This database extension is thus still in construction (manual encoding) and verification. A first step has been reached recently: all data published in printed form have been encoded. This will be the occasion of a first official release after quality control. Other sourcebooks containing a large amount of unpublished numbers were found over the past months and weeks: they will also need to be digitized and will lead to future releases and updates over the coming few years (NB: this will be presented at the next VARSITI meeting!). So, we are still in the middle of a transition that will probably take a few more years, following decades of inaction in this field: deep changes are still in preparation in terms of data and methods (but probably with smaller and/or localized changes in the future series compared with Version 2).
So, the base message for users of the sunspot (or group) number remains: the sunspot time series is no more static, but will evolve and be improved regularly in the future. Therefore, when building model and proxies, provision should be taken to update regularly the proxies to include the latest "best" version of the input sunspot series.
Best regards, Frédéric Clette (February 15, 2019)
Is it necessary to continue the production of the Wolf sunspot number, even if new indices are being created?
Is it justified to try to rectify the discrepancies between different indices and to develop a single time series of sunspot numbers, or do these discrepancies have physical reasons?

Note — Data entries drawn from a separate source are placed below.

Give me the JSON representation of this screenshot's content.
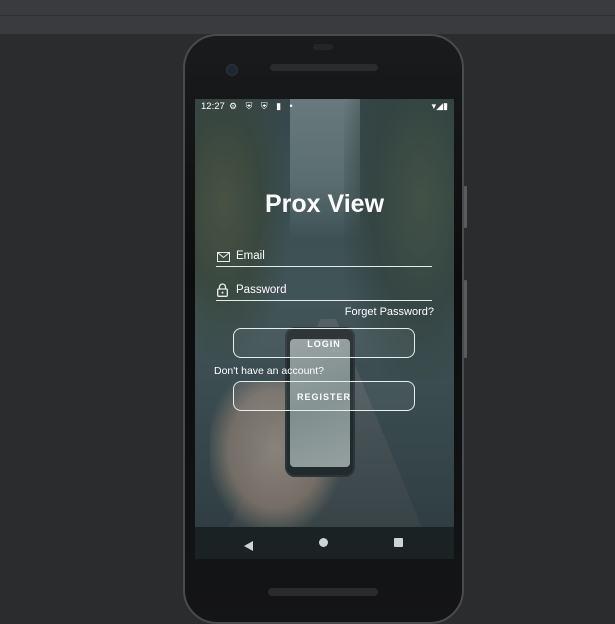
{
  "status_bar": {
    "time": "12:27",
    "left_icons": "⚙ ⛨ ⛨ ▮ •",
    "right_icons": "▾◢▮"
  },
  "app": {
    "title": "Prox View"
  },
  "form": {
    "email_placeholder": "Email",
    "password_placeholder": "Password",
    "forgot_password": "Forget Password?",
    "login_label": "LOGIN",
    "no_account_text": "Don't have an account?",
    "register_label": "REGISTER"
  },
  "icons": {
    "email": "mail-icon",
    "password": "lock-icon",
    "nav_back": "back-icon",
    "nav_home": "home-icon",
    "nav_recents": "recents-icon"
  },
  "colors": {
    "text": "#ffffff",
    "page_background": "#2b2c2e",
    "nav_bar": "#1a2224"
  }
}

While the number of sunspots constitutes the longest solar activity record, it is not the most informative index. What additional indices can and should be maintained to estimate the variations of different solar activity manifestations (sunspot areas, sunspot group areas, others)?
Which observatories can and are ready to provide the continuation of the terminated Wolf number, and which observatories can and are ready to provide the maintenance of other indices? What are the requirements that such observatories must answer (long-term records, few gaps, possibility to reproduce and verify the data, others)?
What can VarSITI do to have the contributing observatories authorized to maintain these indices, and how to ensure the continuity of long-term time series in the current funding "climate"?
With my best regards, Jean Pierre Rozelot (February 21, 2019)